Advanced All-Digital Phase-Locked Loop (ADPLL) Control System for Electronic Timing and Synchronization
Tech ID: 24941 / UC Case 2015-078-0
Researchers in the UCLA Department of Electrical Engineering have designed an advanced all-digital phase-locked loop (ADPLL) control system that improves signal quality and reduces power consumption for signal timing and synchronization functions in high-performance telecommunications and radar electronics.
Phase-locked loops (PLLs) are essential circuits used for a variety of timing, synchronization, and signal processing functions in a range of electronic systems. An important application of PLLs is in telecommunication and radar systems, where they are used to generate the carrier frequencies, local oscillator frequencies, and intermediate frequency signals. The present trend in both wired and wireless communication and radar systems is towards the use of all-digital PLLs (ADPLLs), which offer the advantages of smaller chip size, better scalability, and extensive re-configurability compared to traditional (analog) PLLs. However, the performance of ADPLLs remains limited by the in-band phase noise that results from the finite temporal resolution of the available time-to-digital converters (TDCs) on which they rely. The purpose of TDCs is to assign digital “time stamps” to events of interest. Like all digital values, these time stamps represent approximations of true event times – the higher the TDC’s resolution, the better the approximation. The discrepancies between the true and digitized time values manifest as imprecision (noise) in the ADPLL’s output signal. Therefore, TDCs with higher temporal resolution can lower the noise and thus improve the signal quality of ADPLLs.

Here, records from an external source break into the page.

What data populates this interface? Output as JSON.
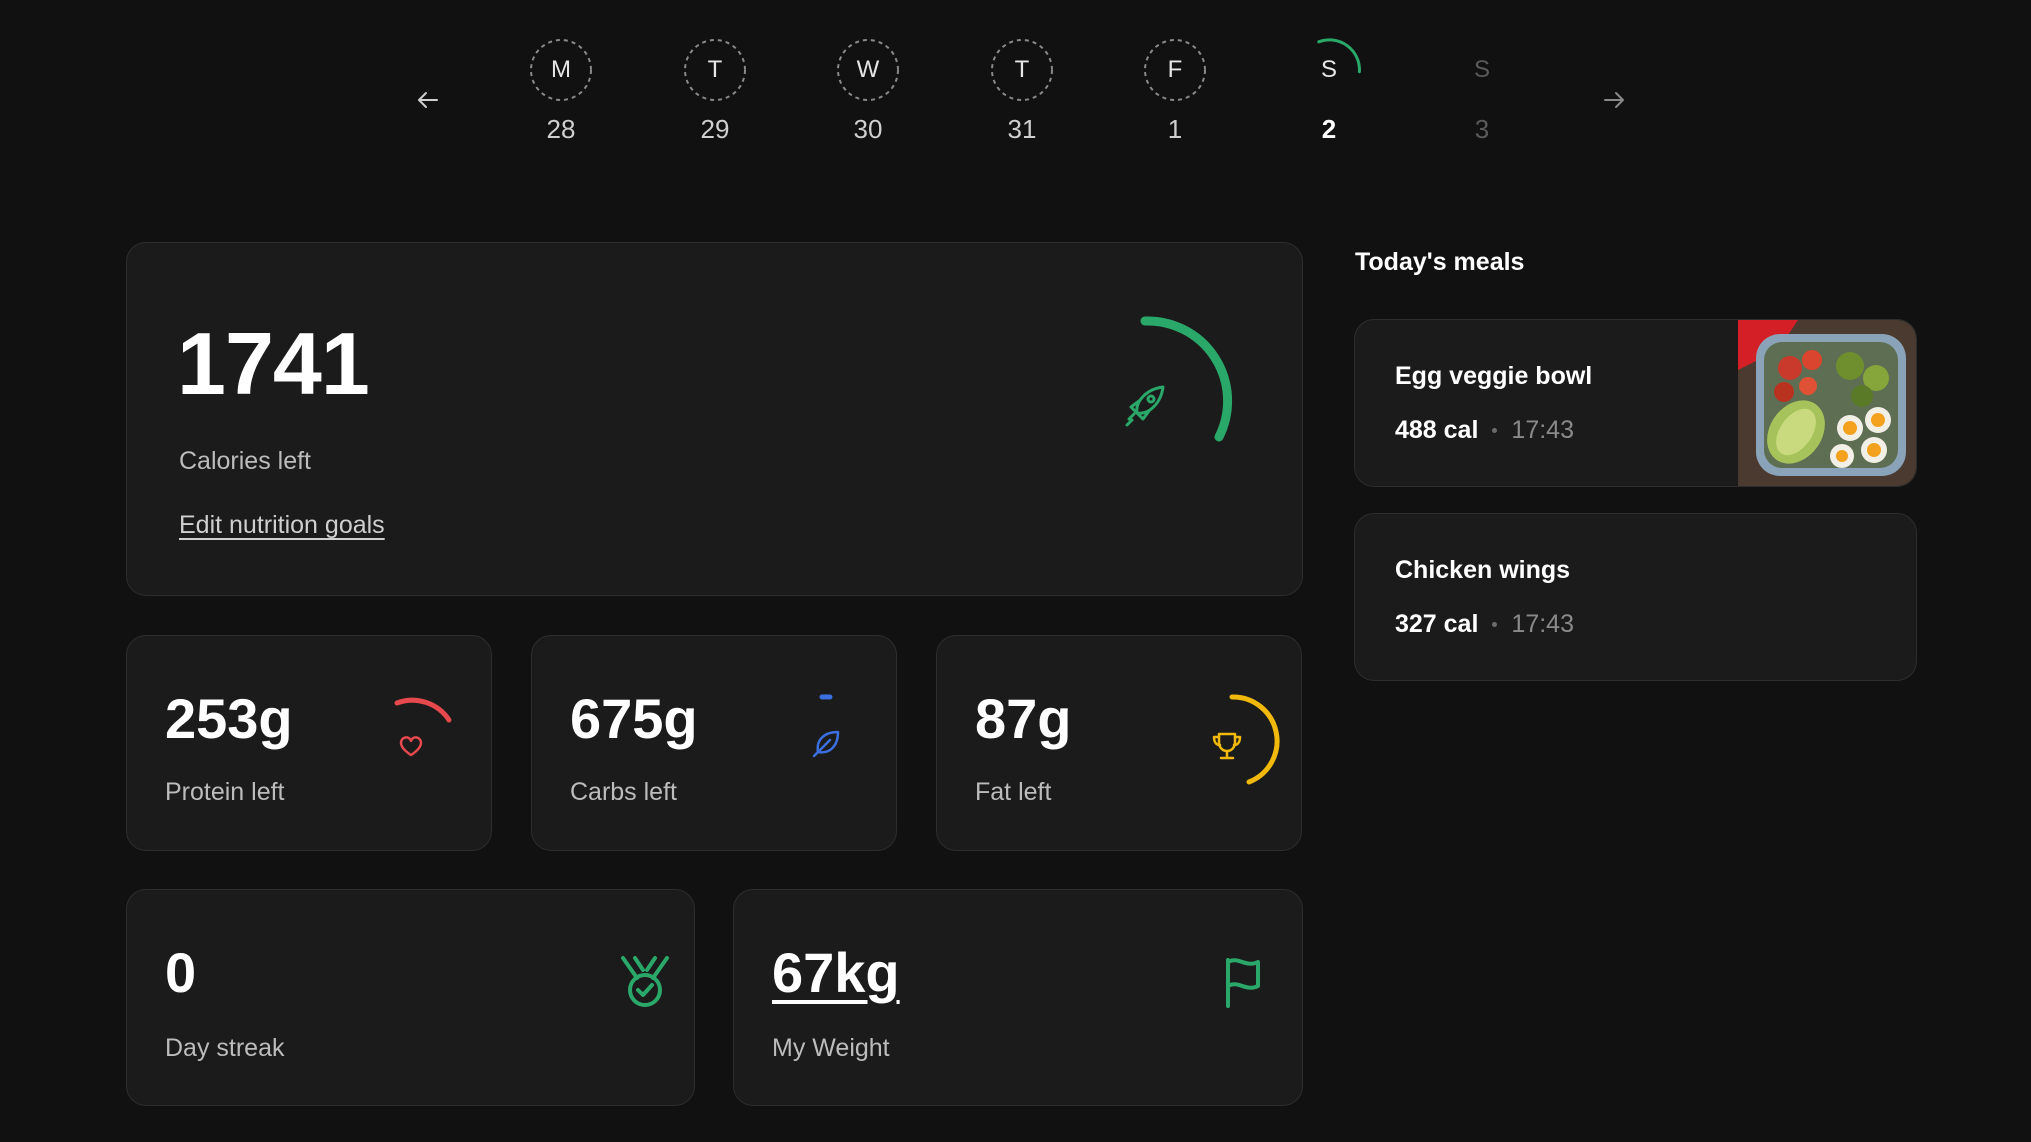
{
  "week": {
    "prev_icon": "arrow-left-icon",
    "next_icon": "arrow-right-icon",
    "days": [
      {
        "letter": "M",
        "date": "28"
      },
      {
        "letter": "T",
        "date": "29"
      },
      {
        "letter": "W",
        "date": "30"
      },
      {
        "letter": "T",
        "date": "31"
      },
      {
        "letter": "F",
        "date": "1"
      },
      {
        "letter": "S",
        "date": "2",
        "selected": true
      },
      {
        "letter": "S",
        "date": "3",
        "future": true
      }
    ]
  },
  "calories": {
    "value": "1741",
    "label": "Calories left",
    "edit_link": "Edit nutrition goals",
    "icon": "rocket-icon",
    "color": "#2aa86a"
  },
  "macros": {
    "protein": {
      "value": "253g",
      "label": "Protein left",
      "icon": "heart-icon",
      "color": "#e5484d"
    },
    "carbs": {
      "value": "675g",
      "label": "Carbs left",
      "icon": "leaf-icon",
      "color": "#3b6fe0"
    },
    "fat": {
      "value": "87g",
      "label": "Fat left",
      "icon": "trophy-icon",
      "color": "#f0b90b"
    }
  },
  "stats": {
    "streak": {
      "value": "0",
      "label": "Day streak",
      "icon": "medal-icon",
      "color": "#2aa86a"
    },
    "weight": {
      "value": "67kg",
      "label": "My Weight",
      "icon": "flag-icon",
      "color": "#2aa86a"
    }
  },
  "meals": {
    "title": "Today's meals",
    "items": [
      {
        "name": "Egg veggie bowl",
        "calories": "488 cal",
        "time": "17:43",
        "has_photo": true
      },
      {
        "name": "Chicken wings",
        "calories": "327 cal",
        "time": "17:43",
        "has_photo": false
      }
    ]
  }
}
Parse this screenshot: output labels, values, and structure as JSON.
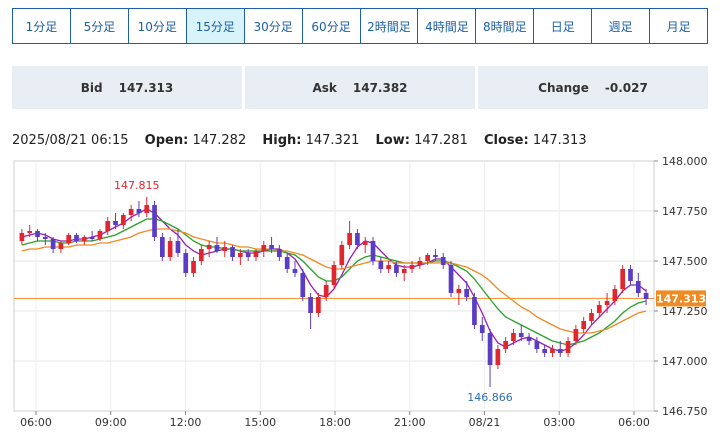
{
  "tabs": [
    {
      "label": "1分足",
      "active": false
    },
    {
      "label": "5分足",
      "active": false
    },
    {
      "label": "10分足",
      "active": false
    },
    {
      "label": "15分足",
      "active": true
    },
    {
      "label": "30分足",
      "active": false
    },
    {
      "label": "60分足",
      "active": false
    },
    {
      "label": "2時間足",
      "active": false
    },
    {
      "label": "4時間足",
      "active": false
    },
    {
      "label": "8時間足",
      "active": false
    },
    {
      "label": "日足",
      "active": false
    },
    {
      "label": "週足",
      "active": false
    },
    {
      "label": "月足",
      "active": false
    }
  ],
  "quotes": {
    "bid_label": "Bid",
    "bid_value": "147.313",
    "ask_label": "Ask",
    "ask_value": "147.382",
    "change_label": "Change",
    "change_value": "-0.027"
  },
  "ohlc": {
    "datetime": "2025/08/21 06:15",
    "open_label": "Open:",
    "open": "147.282",
    "high_label": "High:",
    "high": "147.321",
    "low_label": "Low:",
    "low": "147.281",
    "close_label": "Close:",
    "close": "147.313"
  },
  "colors": {
    "up": "#e0262f",
    "down": "#5b3cc4",
    "ma_short": "#9b1fb5",
    "ma_mid": "#2aa12a",
    "ma_long": "#f08a24",
    "price_line": "#f08a24",
    "price_tag": "#f08a24",
    "annotation_high": "#e0262f",
    "annotation_low": "#2e6fb5"
  },
  "chart_data": {
    "type": "candlestick",
    "ylim": [
      146.75,
      148.0
    ],
    "y_ticks": [
      "148.000",
      "147.750",
      "147.500",
      "147.250",
      "147.000",
      "146.750"
    ],
    "x_ticks": [
      "06:00",
      "09:00",
      "12:00",
      "15:00",
      "18:00",
      "21:00",
      "08/21",
      "03:00",
      "06:00"
    ],
    "grid": true,
    "current_price": "147.313",
    "annotations": {
      "high": "147.815",
      "low": "146.866"
    },
    "candles": [
      [
        147.6,
        147.66,
        147.58,
        147.64
      ],
      [
        147.64,
        147.68,
        147.62,
        147.65
      ],
      [
        147.65,
        147.66,
        147.6,
        147.62
      ],
      [
        147.62,
        147.64,
        147.58,
        147.61
      ],
      [
        147.61,
        147.62,
        147.54,
        147.56
      ],
      [
        147.56,
        147.6,
        147.54,
        147.59
      ],
      [
        147.59,
        147.64,
        147.58,
        147.63
      ],
      [
        147.63,
        147.64,
        147.59,
        147.6
      ],
      [
        147.6,
        147.63,
        147.58,
        147.62
      ],
      [
        147.62,
        147.65,
        147.6,
        147.61
      ],
      [
        147.61,
        147.66,
        147.6,
        147.65
      ],
      [
        147.65,
        147.72,
        147.63,
        147.7
      ],
      [
        147.7,
        147.74,
        147.66,
        147.68
      ],
      [
        147.68,
        147.74,
        147.66,
        147.73
      ],
      [
        147.73,
        147.78,
        147.7,
        147.76
      ],
      [
        147.76,
        147.8,
        147.72,
        147.74
      ],
      [
        147.74,
        147.82,
        147.72,
        147.78
      ],
      [
        147.78,
        147.8,
        147.6,
        147.62
      ],
      [
        147.62,
        147.64,
        147.5,
        147.52
      ],
      [
        147.52,
        147.62,
        147.5,
        147.6
      ],
      [
        147.6,
        147.66,
        147.52,
        147.54
      ],
      [
        147.54,
        147.56,
        147.42,
        147.44
      ],
      [
        147.44,
        147.52,
        147.42,
        147.5
      ],
      [
        147.5,
        147.58,
        147.48,
        147.56
      ],
      [
        147.56,
        147.6,
        147.52,
        147.58
      ],
      [
        147.58,
        147.62,
        147.54,
        147.55
      ],
      [
        147.55,
        147.6,
        147.52,
        147.57
      ],
      [
        147.57,
        147.58,
        147.5,
        147.52
      ],
      [
        147.52,
        147.56,
        147.48,
        147.54
      ],
      [
        147.54,
        147.56,
        147.5,
        147.52
      ],
      [
        147.52,
        147.56,
        147.5,
        147.55
      ],
      [
        147.55,
        147.6,
        147.52,
        147.58
      ],
      [
        147.58,
        147.62,
        147.54,
        147.56
      ],
      [
        147.56,
        147.58,
        147.5,
        147.52
      ],
      [
        147.52,
        147.54,
        147.44,
        147.46
      ],
      [
        147.46,
        147.5,
        147.42,
        147.44
      ],
      [
        147.44,
        147.46,
        147.3,
        147.32
      ],
      [
        147.32,
        147.34,
        147.16,
        147.24
      ],
      [
        147.24,
        147.34,
        147.22,
        147.32
      ],
      [
        147.32,
        147.4,
        147.3,
        147.38
      ],
      [
        147.38,
        147.5,
        147.36,
        147.48
      ],
      [
        147.48,
        147.6,
        147.46,
        147.58
      ],
      [
        147.58,
        147.7,
        147.56,
        147.64
      ],
      [
        147.64,
        147.66,
        147.56,
        147.58
      ],
      [
        147.58,
        147.62,
        147.54,
        147.6
      ],
      [
        147.6,
        147.62,
        147.48,
        147.5
      ],
      [
        147.5,
        147.52,
        147.44,
        147.46
      ],
      [
        147.46,
        147.5,
        147.44,
        147.48
      ],
      [
        147.48,
        147.5,
        147.42,
        147.44
      ],
      [
        147.44,
        147.48,
        147.4,
        147.46
      ],
      [
        147.46,
        147.5,
        147.44,
        147.48
      ],
      [
        147.48,
        147.52,
        147.46,
        147.5
      ],
      [
        147.5,
        147.54,
        147.48,
        147.53
      ],
      [
        147.53,
        147.56,
        147.5,
        147.52
      ],
      [
        147.52,
        147.54,
        147.46,
        147.48
      ],
      [
        147.48,
        147.5,
        147.32,
        147.34
      ],
      [
        147.34,
        147.38,
        147.28,
        147.36
      ],
      [
        147.36,
        147.4,
        147.3,
        147.32
      ],
      [
        147.32,
        147.34,
        147.16,
        147.18
      ],
      [
        147.18,
        147.22,
        147.1,
        147.14
      ],
      [
        147.14,
        147.16,
        146.87,
        146.98
      ],
      [
        146.98,
        147.08,
        146.96,
        147.06
      ],
      [
        147.06,
        147.12,
        147.04,
        147.1
      ],
      [
        147.1,
        147.16,
        147.08,
        147.14
      ],
      [
        147.14,
        147.18,
        147.1,
        147.12
      ],
      [
        147.12,
        147.14,
        147.08,
        147.1
      ],
      [
        147.1,
        147.12,
        147.04,
        147.06
      ],
      [
        147.06,
        147.08,
        147.02,
        147.04
      ],
      [
        147.04,
        147.08,
        147.02,
        147.06
      ],
      [
        147.06,
        147.1,
        147.02,
        147.04
      ],
      [
        147.04,
        147.12,
        147.02,
        147.1
      ],
      [
        147.1,
        147.18,
        147.08,
        147.16
      ],
      [
        147.16,
        147.22,
        147.14,
        147.2
      ],
      [
        147.2,
        147.26,
        147.18,
        147.24
      ],
      [
        147.24,
        147.3,
        147.22,
        147.28
      ],
      [
        147.28,
        147.34,
        147.24,
        147.3
      ],
      [
        147.3,
        147.38,
        147.28,
        147.36
      ],
      [
        147.36,
        147.48,
        147.34,
        147.46
      ],
      [
        147.46,
        147.48,
        147.38,
        147.4
      ],
      [
        147.4,
        147.44,
        147.32,
        147.34
      ],
      [
        147.34,
        147.36,
        147.28,
        147.31
      ]
    ],
    "series": [
      {
        "name": "",
        "color_key": "ma_short",
        "values": [
          147.62,
          147.63,
          147.64,
          147.63,
          147.61,
          147.6,
          147.6,
          147.61,
          147.61,
          147.62,
          147.63,
          147.65,
          147.67,
          147.69,
          147.72,
          147.74,
          147.76,
          147.74,
          147.7,
          147.66,
          147.63,
          147.58,
          147.55,
          147.53,
          147.54,
          147.55,
          147.56,
          147.56,
          147.55,
          147.54,
          147.54,
          147.55,
          147.56,
          147.56,
          147.54,
          147.51,
          147.45,
          147.38,
          147.33,
          147.32,
          147.36,
          147.43,
          147.51,
          147.57,
          147.6,
          147.59,
          147.55,
          147.51,
          147.48,
          147.47,
          147.47,
          147.48,
          147.49,
          147.51,
          147.51,
          147.47,
          147.43,
          147.39,
          147.32,
          147.24,
          147.15,
          147.09,
          147.07,
          147.09,
          147.11,
          147.12,
          147.1,
          147.08,
          147.06,
          147.05,
          147.06,
          147.09,
          147.13,
          147.18,
          147.22,
          147.26,
          147.3,
          147.35,
          147.38,
          147.38,
          147.35
        ]
      },
      {
        "name": "",
        "color_key": "ma_mid",
        "values": [
          147.58,
          147.59,
          147.6,
          147.6,
          147.6,
          147.59,
          147.59,
          147.6,
          147.6,
          147.6,
          147.61,
          147.62,
          147.63,
          147.65,
          147.67,
          147.69,
          147.71,
          147.71,
          147.7,
          147.68,
          147.66,
          147.63,
          147.6,
          147.58,
          147.57,
          147.57,
          147.56,
          147.56,
          147.55,
          147.55,
          147.55,
          147.55,
          147.55,
          147.55,
          147.54,
          147.53,
          147.5,
          147.46,
          147.42,
          147.4,
          147.4,
          147.42,
          147.46,
          147.5,
          147.52,
          147.53,
          147.52,
          147.51,
          147.5,
          147.49,
          147.49,
          147.49,
          147.49,
          147.5,
          147.5,
          147.49,
          147.47,
          147.45,
          147.41,
          147.36,
          147.31,
          147.26,
          147.22,
          147.2,
          147.18,
          147.16,
          147.14,
          147.12,
          147.1,
          147.09,
          147.08,
          147.09,
          147.1,
          147.12,
          147.14,
          147.17,
          147.2,
          147.24,
          147.27,
          147.29,
          147.3
        ]
      },
      {
        "name": "",
        "color_key": "ma_long",
        "values": [
          147.55,
          147.56,
          147.56,
          147.57,
          147.57,
          147.57,
          147.57,
          147.58,
          147.58,
          147.58,
          147.59,
          147.59,
          147.6,
          147.61,
          147.62,
          147.64,
          147.65,
          147.66,
          147.66,
          147.66,
          147.65,
          147.64,
          147.62,
          147.61,
          147.6,
          147.59,
          147.59,
          147.58,
          147.57,
          147.57,
          147.56,
          147.56,
          147.56,
          147.55,
          147.55,
          147.54,
          147.53,
          147.51,
          147.49,
          147.47,
          147.46,
          147.46,
          147.47,
          147.48,
          147.49,
          147.5,
          147.5,
          147.5,
          147.49,
          147.49,
          147.49,
          147.49,
          147.49,
          147.49,
          147.49,
          147.49,
          147.48,
          147.47,
          147.45,
          147.43,
          147.4,
          147.36,
          147.33,
          147.3,
          147.27,
          147.25,
          147.22,
          147.2,
          147.18,
          147.16,
          147.15,
          147.14,
          147.14,
          147.14,
          147.15,
          147.16,
          147.18,
          147.2,
          147.22,
          147.24,
          147.25
        ]
      }
    ]
  }
}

Professor Frank Chang in the UCLA Department of Electrical Engineering has developed an advanced all-digital phase-locked loop (ADPLL) control system, wherein the time-to-digital conversion (TDC) is performed by an analog-to-digital converter (ADC) using a sampling frequency significantly lower than the input signal frequency. This “sub-sampling” technique improves the TDC’s temporal resolution while reducing its power consumption, thus enabling a low-noise, low-power, high-performance ADPLL.
- Telecommunications System Electronics (wired & wireless) – Specific functions include:
- Coherent De-modulation
- Threshold Extension
- Bit Synchronization
- Symbol Synchronization
- Radar System Electronics
- Radio Transmitters Signal Generation
- Microprocessor Clock Multipliers
- Clock Timing Information Recovery
- Digital Signal Processing of Video Signals
- Low noise
- Low power consumption
- Small chip size
State Of Development
- UCLA researchers have validated the reported ADPLL circuit design using virtual simulation